DIRECTIONS FOR THIS TASK ▸ Give back all of the data exactly, with every picture omitted.

BEGIN RECORDS TO PROCESS

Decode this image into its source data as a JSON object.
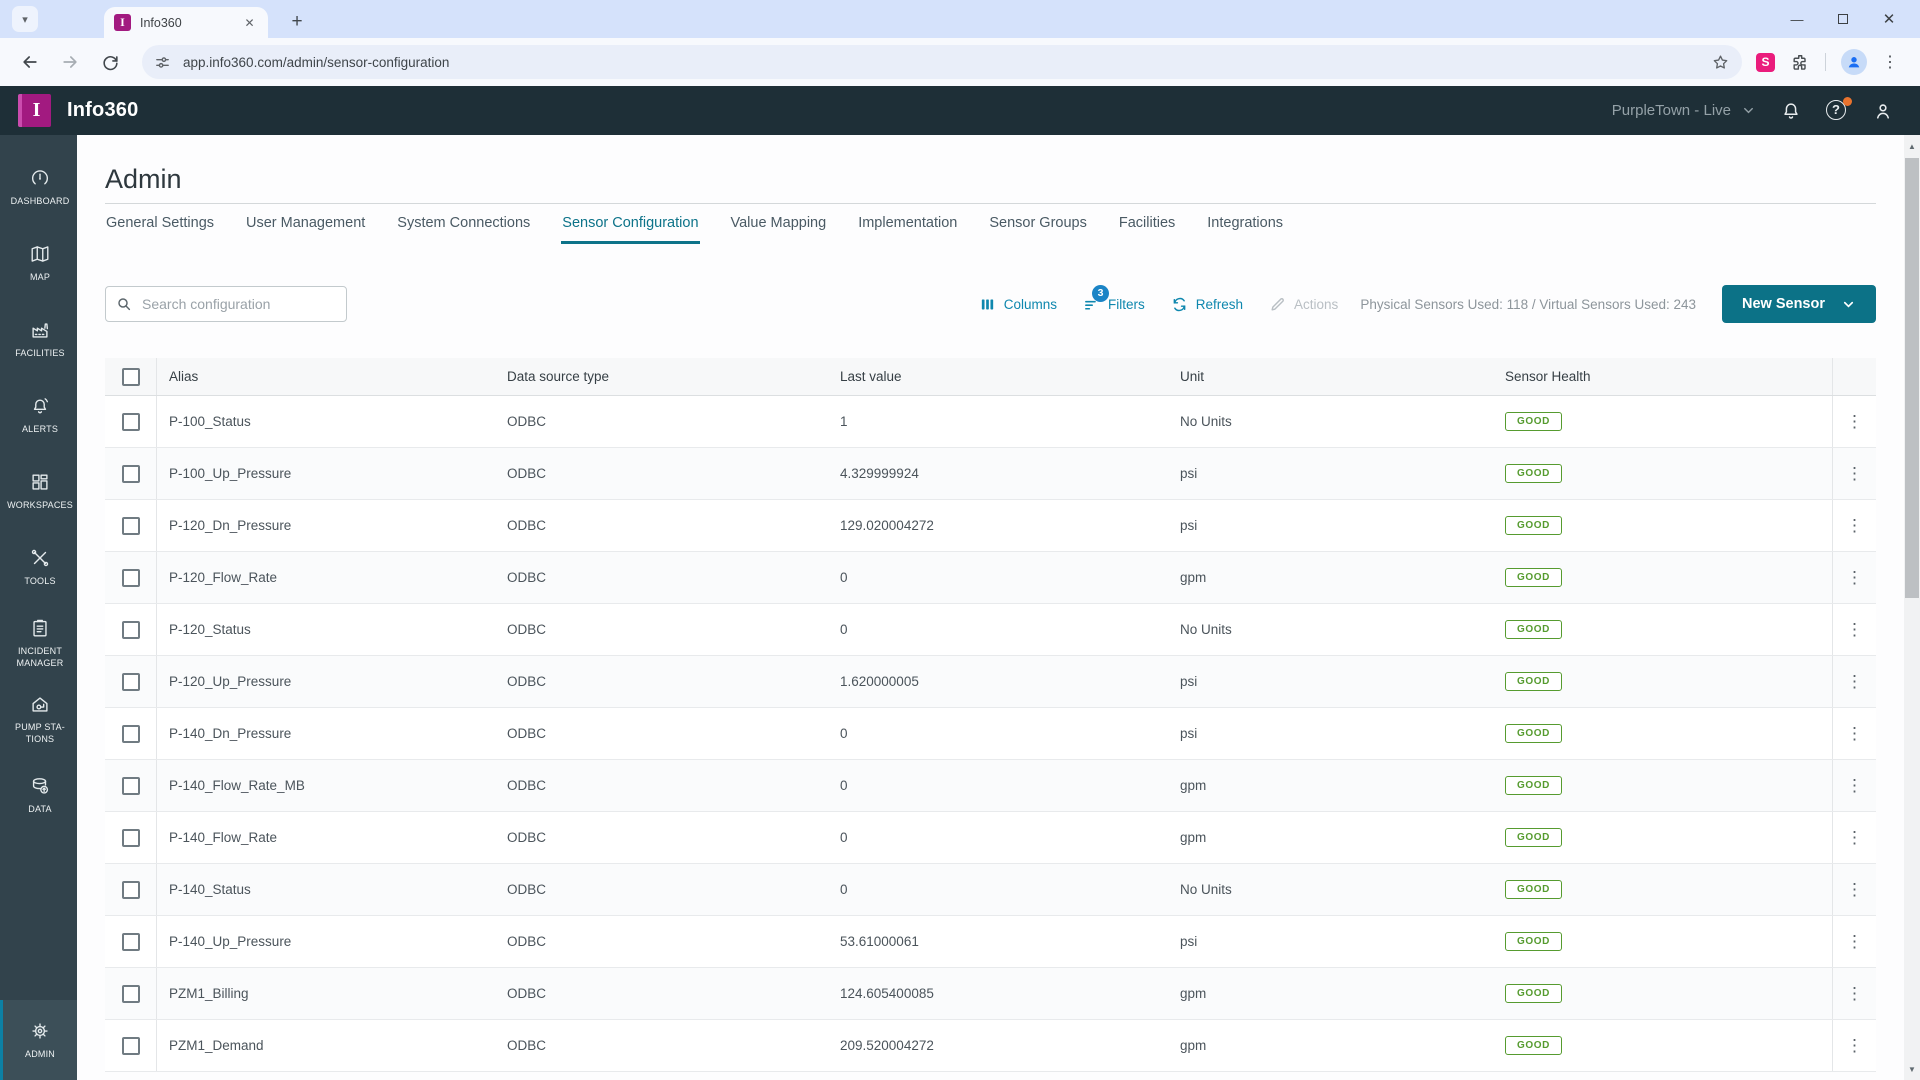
{
  "colors": {
    "brand_magenta": "#a21a80",
    "header_dark": "#1e2f37",
    "sidebar_dark": "#32434c",
    "tab_active": "#0d7389",
    "accent_teal": "#0c7287",
    "link_blue": "#0e87ae",
    "badge_blue": "#1b84c6",
    "health_green": "#569b2f",
    "notify_orange": "#e9732e"
  },
  "browser": {
    "tab_title": "Info360",
    "url": "app.info360.com/admin/sensor-configuration"
  },
  "header": {
    "app_name": "Info360",
    "logo_letter": "I",
    "environment": "PurpleTown - Live"
  },
  "sidebar": {
    "items": [
      {
        "label": "DASHBOARD",
        "icon": "gauge-icon",
        "active": false
      },
      {
        "label": "MAP",
        "icon": "map-icon",
        "active": false
      },
      {
        "label": "FACILITIES",
        "icon": "factory-icon",
        "active": false
      },
      {
        "label": "ALERTS",
        "icon": "bell-wave-icon",
        "active": false
      },
      {
        "label": "WORKSPACES",
        "icon": "grid-icon",
        "active": false
      },
      {
        "label": "TOOLS",
        "icon": "tools-icon",
        "active": false
      },
      {
        "label": "INCIDENT MANAGER",
        "icon": "clipboard-icon",
        "active": false
      },
      {
        "label": "PUMP STA-TIONS",
        "icon": "pump-house-icon",
        "active": false
      },
      {
        "label": "DATA",
        "icon": "database-icon",
        "active": false
      },
      {
        "label": "ADMIN",
        "icon": "gear-icon",
        "active": true
      }
    ]
  },
  "page": {
    "title": "Admin",
    "tabs": [
      "General Settings",
      "User Management",
      "System Connections",
      "Sensor Configuration",
      "Value Mapping",
      "Implementation",
      "Sensor Groups",
      "Facilities",
      "Integrations"
    ],
    "active_tab": "Sensor Configuration"
  },
  "toolbar": {
    "search_placeholder": "Search configuration",
    "columns_label": "Columns",
    "filters_label": "Filters",
    "filters_badge": "3",
    "refresh_label": "Refresh",
    "actions_label": "Actions",
    "usage_text": "Physical Sensors Used: 118 / Virtual Sensors Used: 243",
    "new_sensor_label": "New Sensor"
  },
  "table": {
    "columns": [
      "Alias",
      "Data source type",
      "Last value",
      "Unit",
      "Sensor Health"
    ],
    "rows": [
      {
        "alias": "P-100_Status",
        "data_source_type": "ODBC",
        "last_value": "1",
        "unit": "No Units",
        "health": "GOOD"
      },
      {
        "alias": "P-100_Up_Pressure",
        "data_source_type": "ODBC",
        "last_value": "4.329999924",
        "unit": "psi",
        "health": "GOOD"
      },
      {
        "alias": "P-120_Dn_Pressure",
        "data_source_type": "ODBC",
        "last_value": "129.020004272",
        "unit": "psi",
        "health": "GOOD"
      },
      {
        "alias": "P-120_Flow_Rate",
        "data_source_type": "ODBC",
        "last_value": "0",
        "unit": "gpm",
        "health": "GOOD"
      },
      {
        "alias": "P-120_Status",
        "data_source_type": "ODBC",
        "last_value": "0",
        "unit": "No Units",
        "health": "GOOD"
      },
      {
        "alias": "P-120_Up_Pressure",
        "data_source_type": "ODBC",
        "last_value": "1.620000005",
        "unit": "psi",
        "health": "GOOD"
      },
      {
        "alias": "P-140_Dn_Pressure",
        "data_source_type": "ODBC",
        "last_value": "0",
        "unit": "psi",
        "health": "GOOD"
      },
      {
        "alias": "P-140_Flow_Rate_MB",
        "data_source_type": "ODBC",
        "last_value": "0",
        "unit": "gpm",
        "health": "GOOD"
      },
      {
        "alias": "P-140_Flow_Rate",
        "data_source_type": "ODBC",
        "last_value": "0",
        "unit": "gpm",
        "health": "GOOD"
      },
      {
        "alias": "P-140_Status",
        "data_source_type": "ODBC",
        "last_value": "0",
        "unit": "No Units",
        "health": "GOOD"
      },
      {
        "alias": "P-140_Up_Pressure",
        "data_source_type": "ODBC",
        "last_value": "53.61000061",
        "unit": "psi",
        "health": "GOOD"
      },
      {
        "alias": "PZM1_Billing",
        "data_source_type": "ODBC",
        "last_value": "124.605400085",
        "unit": "gpm",
        "health": "GOOD"
      },
      {
        "alias": "PZM1_Demand",
        "data_source_type": "ODBC",
        "last_value": "209.520004272",
        "unit": "gpm",
        "health": "GOOD"
      }
    ]
  }
}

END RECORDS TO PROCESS

EXPECTED ANSWER ▸
Decode this image into its source data as a JSON object.
{
  "colors": {
    "brand_magenta": "#a21a80",
    "header_dark": "#1e2f37",
    "sidebar_dark": "#32434c",
    "tab_active": "#0d7389",
    "accent_teal": "#0c7287",
    "link_blue": "#0e87ae",
    "badge_blue": "#1b84c6",
    "health_green": "#569b2f",
    "notify_orange": "#e9732e"
  },
  "browser": {
    "tab_title": "Info360",
    "url": "app.info360.com/admin/sensor-configuration"
  },
  "header": {
    "app_name": "Info360",
    "logo_letter": "I",
    "environment": "PurpleTown - Live"
  },
  "sidebar": {
    "items": [
      {
        "label": "DASHBOARD",
        "icon": "gauge-icon",
        "active": false
      },
      {
        "label": "MAP",
        "icon": "map-icon",
        "active": false
      },
      {
        "label": "FACILITIES",
        "icon": "factory-icon",
        "active": false
      },
      {
        "label": "ALERTS",
        "icon": "bell-wave-icon",
        "active": false
      },
      {
        "label": "WORKSPACES",
        "icon": "grid-icon",
        "active": false
      },
      {
        "label": "TOOLS",
        "icon": "tools-icon",
        "active": false
      },
      {
        "label": "INCIDENT MANAGER",
        "icon": "clipboard-icon",
        "active": false
      },
      {
        "label": "PUMP STA-TIONS",
        "icon": "pump-house-icon",
        "active": false
      },
      {
        "label": "DATA",
        "icon": "database-icon",
        "active": false
      },
      {
        "label": "ADMIN",
        "icon": "gear-icon",
        "active": true
      }
    ]
  },
  "page": {
    "title": "Admin",
    "tabs": [
      "General Settings",
      "User Management",
      "System Connections",
      "Sensor Configuration",
      "Value Mapping",
      "Implementation",
      "Sensor Groups",
      "Facilities",
      "Integrations"
    ],
    "active_tab": "Sensor Configuration"
  },
  "toolbar": {
    "search_placeholder": "Search configuration",
    "columns_label": "Columns",
    "filters_label": "Filters",
    "filters_badge": "3",
    "refresh_label": "Refresh",
    "actions_label": "Actions",
    "usage_text": "Physical Sensors Used: 118 / Virtual Sensors Used: 243",
    "new_sensor_label": "New Sensor"
  },
  "table": {
    "columns": [
      "Alias",
      "Data source type",
      "Last value",
      "Unit",
      "Sensor Health"
    ],
    "rows": [
      {
        "alias": "P-100_Status",
        "data_source_type": "ODBC",
        "last_value": "1",
        "unit": "No Units",
        "health": "GOOD"
      },
      {
        "alias": "P-100_Up_Pressure",
        "data_source_type": "ODBC",
        "last_value": "4.329999924",
        "unit": "psi",
        "health": "GOOD"
      },
      {
        "alias": "P-120_Dn_Pressure",
        "data_source_type": "ODBC",
        "last_value": "129.020004272",
        "unit": "psi",
        "health": "GOOD"
      },
      {
        "alias": "P-120_Flow_Rate",
        "data_source_type": "ODBC",
        "last_value": "0",
        "unit": "gpm",
        "health": "GOOD"
      },
      {
        "alias": "P-120_Status",
        "data_source_type": "ODBC",
        "last_value": "0",
        "unit": "No Units",
        "health": "GOOD"
      },
      {
        "alias": "P-120_Up_Pressure",
        "data_source_type": "ODBC",
        "last_value": "1.620000005",
        "unit": "psi",
        "health": "GOOD"
      },
      {
        "alias": "P-140_Dn_Pressure",
        "data_source_type": "ODBC",
        "last_value": "0",
        "unit": "psi",
        "health": "GOOD"
      },
      {
        "alias": "P-140_Flow_Rate_MB",
        "data_source_type": "ODBC",
        "last_value": "0",
        "unit": "gpm",
        "health": "GOOD"
      },
      {
        "alias": "P-140_Flow_Rate",
        "data_source_type": "ODBC",
        "last_value": "0",
        "unit": "gpm",
        "health": "GOOD"
      },
      {
        "alias": "P-140_Status",
        "data_source_type": "ODBC",
        "last_value": "0",
        "unit": "No Units",
        "health": "GOOD"
      },
      {
        "alias": "P-140_Up_Pressure",
        "data_source_type": "ODBC",
        "last_value": "53.61000061",
        "unit": "psi",
        "health": "GOOD"
      },
      {
        "alias": "PZM1_Billing",
        "data_source_type": "ODBC",
        "last_value": "124.605400085",
        "unit": "gpm",
        "health": "GOOD"
      },
      {
        "alias": "PZM1_Demand",
        "data_source_type": "ODBC",
        "last_value": "209.520004272",
        "unit": "gpm",
        "health": "GOOD"
      }
    ]
  }
}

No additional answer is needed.